> **Task requirements**
Copy all records precisely, apart from the pictures.

> **Material provided**
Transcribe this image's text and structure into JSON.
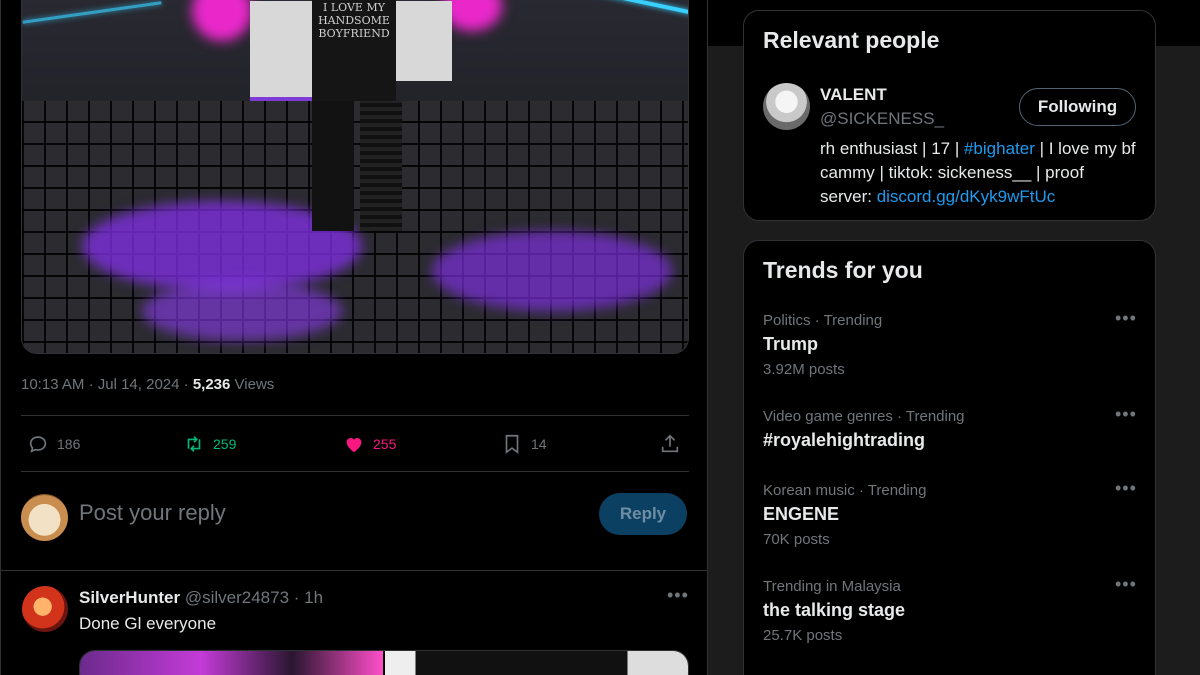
{
  "tweet": {
    "media_shirt_text": "I LOVE MY HANDSOME BOYFRIEND",
    "time": "10:13 AM",
    "date": "Jul 14, 2024",
    "views_count": "5,236",
    "views_label": "Views",
    "actions": {
      "replies": "186",
      "retweets": "259",
      "likes": "255",
      "bookmarks": "14"
    },
    "colors": {
      "retweet": "#00ba7c",
      "like": "#f91880"
    }
  },
  "composer": {
    "placeholder": "Post your reply",
    "reply_button": "Reply"
  },
  "reply": {
    "name": "SilverHunter",
    "handle": "@silver24873",
    "time": "1h",
    "text": "Done Gl everyone"
  },
  "relevant_people": {
    "title": "Relevant people",
    "person": {
      "name": "VALENT",
      "handle": "@SICKENESS_",
      "follow_label": "Following",
      "bio_pre": "rh enthusiast | 17 | ",
      "bio_hashtag": "#bighater",
      "bio_mid": " | I love my bf cammy | tiktok: sickeness__ | proof server: ",
      "bio_link": "discord.gg/dKyk9wFtUc"
    }
  },
  "trends": {
    "title": "Trends for you",
    "items": [
      {
        "category": "Politics · Trending",
        "name": "Trump",
        "count": "3.92M posts"
      },
      {
        "category": "Video game genres · Trending",
        "name": "#royalehightrading",
        "count": ""
      },
      {
        "category": "Korean music · Trending",
        "name": "ENGENE",
        "count": "70K posts"
      },
      {
        "category": "Trending in Malaysia",
        "name": "the talking stage",
        "count": "25.7K posts"
      }
    ]
  },
  "accent_color": "#1d9bf0"
}
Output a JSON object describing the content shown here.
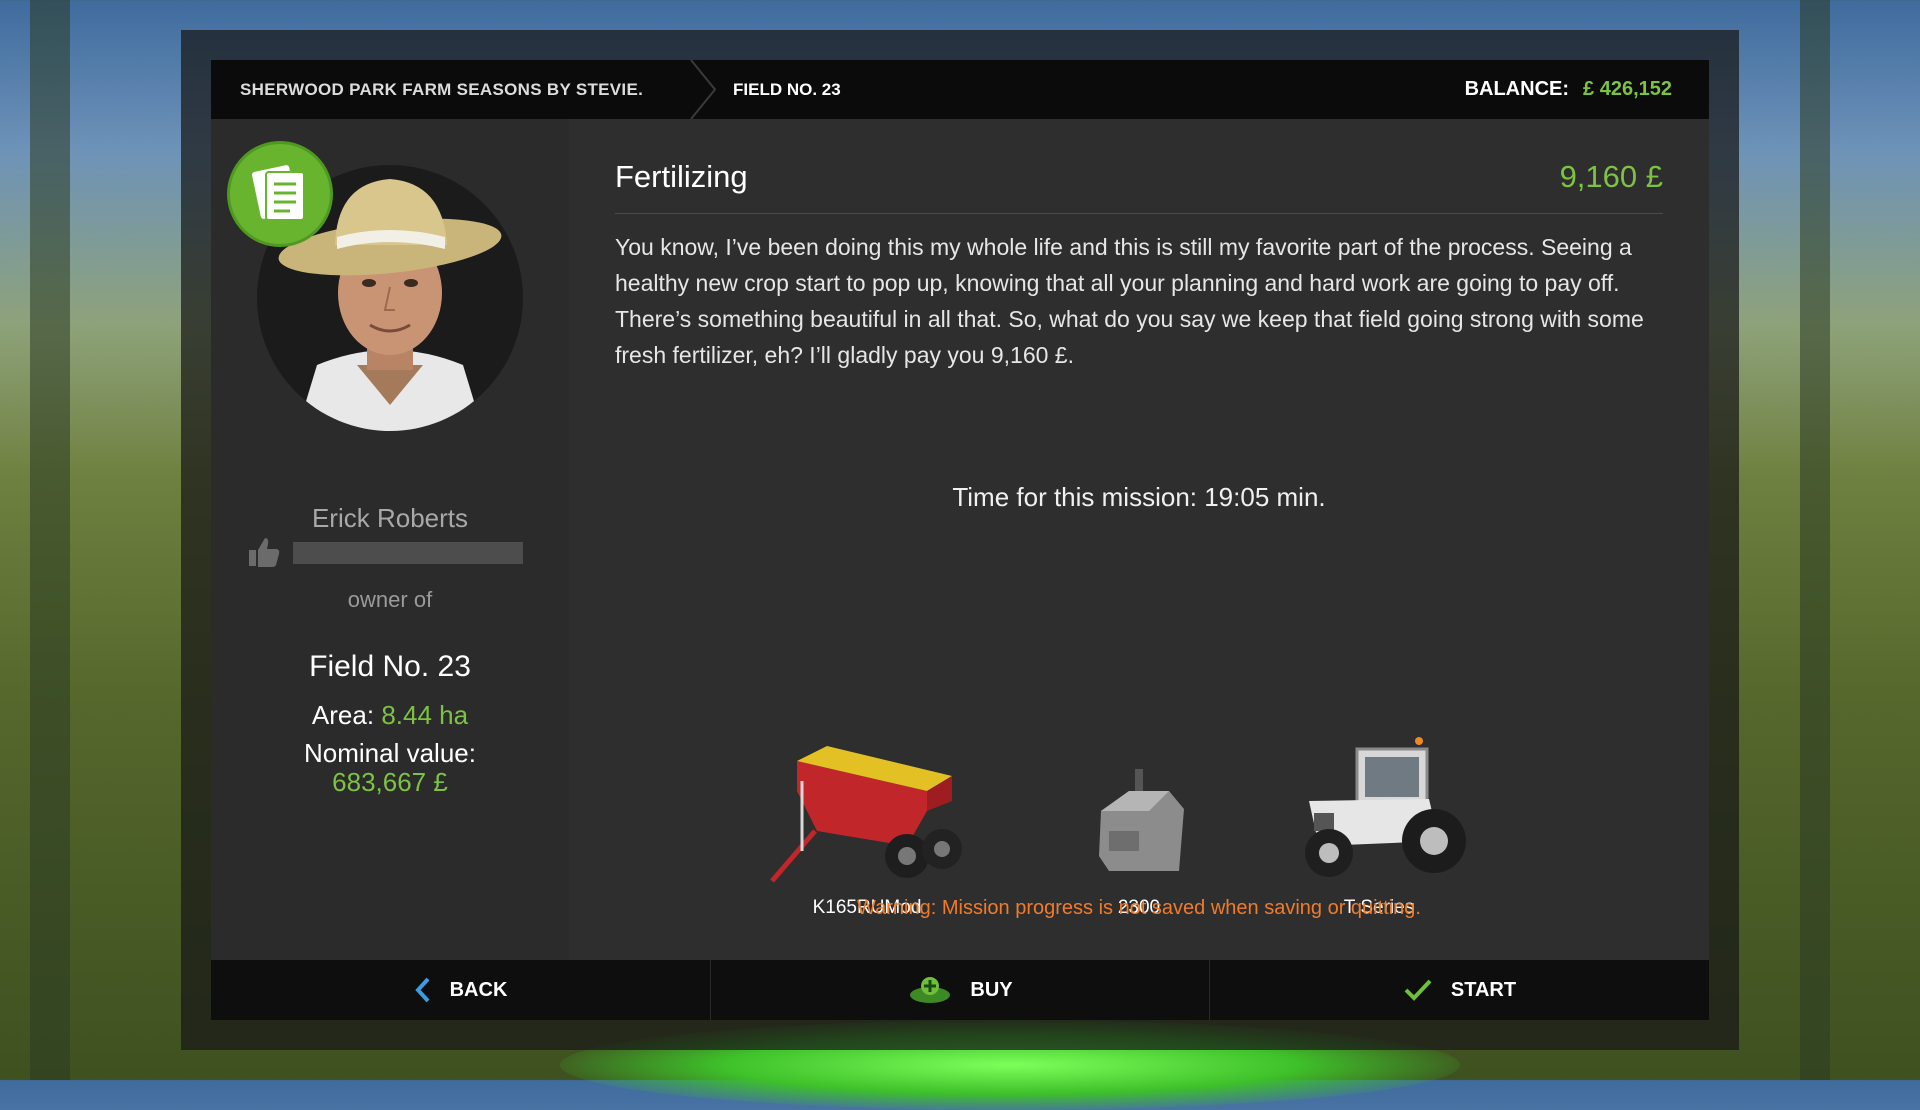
{
  "header": {
    "breadcrumb_farm": "SHERWOOD PARK FARM SEASONS BY STEVIE.",
    "breadcrumb_field": "FIELD NO. 23",
    "balance_label": "BALANCE:",
    "balance_value": "£ 426,152"
  },
  "npc": {
    "name": "Erick Roberts",
    "owner_of_label": "owner of",
    "field_name": "Field No. 23",
    "area_label": "Area:",
    "area_value": "8.44 ha",
    "nominal_label": "Nominal value:",
    "nominal_value": "683,667 £",
    "badge_icon": "contract-document-icon",
    "reputation_icon": "thumbs-up-icon"
  },
  "mission": {
    "title": "Fertilizing",
    "reward": "9,160 £",
    "description": "You know, I’ve been doing this my whole life and this is still my favorite part of the process. Seeing a healthy new crop start to pop up, knowing that all your planning and hard work are going to pay off. There’s something beautiful in all that. So, what do you say we keep that field going strong with some fresh fertilizer, eh? I’ll gladly pay you 9,160 £.",
    "time": "Time for this mission: 19:05 min.",
    "vehicles": [
      {
        "label": "K165RUMod",
        "icon": "fertilizer-spreader-icon"
      },
      {
        "label": "2300",
        "icon": "weight-icon"
      },
      {
        "label": "T Series",
        "icon": "tractor-icon"
      }
    ],
    "warning": "Warning: Mission progress is not saved when saving or quitting."
  },
  "footer": {
    "back_label": "BACK",
    "buy_label": "BUY",
    "start_label": "START"
  },
  "colors": {
    "accent_green": "#7dc243",
    "warning_orange": "#f07b2b",
    "back_icon_blue": "#3d9be0"
  }
}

> **Answer box**
Transcribe this image's text and structure into JSON.
{
  "tweet": {
    "media_shirt_text": "I LOVE MY HANDSOME BOYFRIEND",
    "time": "10:13 AM",
    "date": "Jul 14, 2024",
    "views_count": "5,236",
    "views_label": "Views",
    "actions": {
      "replies": "186",
      "retweets": "259",
      "likes": "255",
      "bookmarks": "14"
    },
    "colors": {
      "retweet": "#00ba7c",
      "like": "#f91880"
    }
  },
  "composer": {
    "placeholder": "Post your reply",
    "reply_button": "Reply"
  },
  "reply": {
    "name": "SilverHunter",
    "handle": "@silver24873",
    "time": "1h",
    "text": "Done Gl everyone"
  },
  "relevant_people": {
    "title": "Relevant people",
    "person": {
      "name": "VALENT",
      "handle": "@SICKENESS_",
      "follow_label": "Following",
      "bio_pre": "rh enthusiast | 17 | ",
      "bio_hashtag": "#bighater",
      "bio_mid": " | I love my bf cammy | tiktok: sickeness__ | proof server: ",
      "bio_link": "discord.gg/dKyk9wFtUc"
    }
  },
  "trends": {
    "title": "Trends for you",
    "items": [
      {
        "category": "Politics · Trending",
        "name": "Trump",
        "count": "3.92M posts"
      },
      {
        "category": "Video game genres · Trending",
        "name": "#royalehightrading",
        "count": ""
      },
      {
        "category": "Korean music · Trending",
        "name": "ENGENE",
        "count": "70K posts"
      },
      {
        "category": "Trending in Malaysia",
        "name": "the talking stage",
        "count": "25.7K posts"
      }
    ]
  },
  "accent_color": "#1d9bf0"
}
Output a JSON object describing the content shown here.
{
  "header": {
    "breadcrumb_farm": "SHERWOOD PARK FARM SEASONS BY STEVIE.",
    "breadcrumb_field": "FIELD NO. 23",
    "balance_label": "BALANCE:",
    "balance_value": "£ 426,152"
  },
  "npc": {
    "name": "Erick Roberts",
    "owner_of_label": "owner of",
    "field_name": "Field No. 23",
    "area_label": "Area:",
    "area_value": "8.44 ha",
    "nominal_label": "Nominal value:",
    "nominal_value": "683,667 £",
    "badge_icon": "contract-document-icon",
    "reputation_icon": "thumbs-up-icon"
  },
  "mission": {
    "title": "Fertilizing",
    "reward": "9,160 £",
    "description": "You know, I’ve been doing this my whole life and this is still my favorite part of the process. Seeing a healthy new crop start to pop up, knowing that all your planning and hard work are going to pay off. There’s something beautiful in all that. So, what do you say we keep that field going strong with some fresh fertilizer, eh? I’ll gladly pay you 9,160 £.",
    "time": "Time for this mission: 19:05 min.",
    "vehicles": [
      {
        "label": "K165RUMod",
        "icon": "fertilizer-spreader-icon"
      },
      {
        "label": "2300",
        "icon": "weight-icon"
      },
      {
        "label": "T Series",
        "icon": "tractor-icon"
      }
    ],
    "warning": "Warning: Mission progress is not saved when saving or quitting."
  },
  "footer": {
    "back_label": "BACK",
    "buy_label": "BUY",
    "start_label": "START"
  },
  "colors": {
    "accent_green": "#7dc243",
    "warning_orange": "#f07b2b",
    "back_icon_blue": "#3d9be0"
  }
}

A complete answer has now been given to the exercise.